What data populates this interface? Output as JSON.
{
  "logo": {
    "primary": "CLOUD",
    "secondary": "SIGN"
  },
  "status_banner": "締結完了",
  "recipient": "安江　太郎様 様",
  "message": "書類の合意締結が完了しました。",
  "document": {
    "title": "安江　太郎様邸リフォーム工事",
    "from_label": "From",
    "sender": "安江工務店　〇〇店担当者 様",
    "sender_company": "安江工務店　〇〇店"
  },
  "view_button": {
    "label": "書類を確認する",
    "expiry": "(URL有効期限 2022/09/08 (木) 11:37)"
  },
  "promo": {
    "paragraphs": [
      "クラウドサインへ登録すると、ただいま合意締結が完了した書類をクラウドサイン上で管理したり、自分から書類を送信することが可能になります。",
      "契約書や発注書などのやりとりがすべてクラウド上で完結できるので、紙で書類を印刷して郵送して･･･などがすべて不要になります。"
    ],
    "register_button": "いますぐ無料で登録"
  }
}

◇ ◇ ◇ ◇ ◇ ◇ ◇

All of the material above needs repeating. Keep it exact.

What data populates this interface? Output as JSON.
{
  "logo": {
    "primary": "CLOUD",
    "secondary": "SIGN"
  },
  "status_banner": "締結完了",
  "recipient": "安江　太郎様 様",
  "message": "書類の合意締結が完了しました。",
  "document": {
    "title": "安江　太郎様邸リフォーム工事",
    "from_label": "From",
    "sender": "安江工務店　〇〇店担当者 様",
    "sender_company": "安江工務店　〇〇店"
  },
  "view_button": {
    "label": "書類を確認する",
    "expiry": "(URL有効期限 2022/09/08 (木) 11:37)"
  },
  "promo": {
    "paragraphs": [
      "クラウドサインへ登録すると、ただいま合意締結が完了した書類をクラウドサイン上で管理したり、自分から書類を送信することが可能になります。",
      "契約書や発注書などのやりとりがすべてクラウド上で完結できるので、紙で書類を印刷して郵送して･･･などがすべて不要になります。"
    ],
    "register_button": "いますぐ無料で登録"
  }
}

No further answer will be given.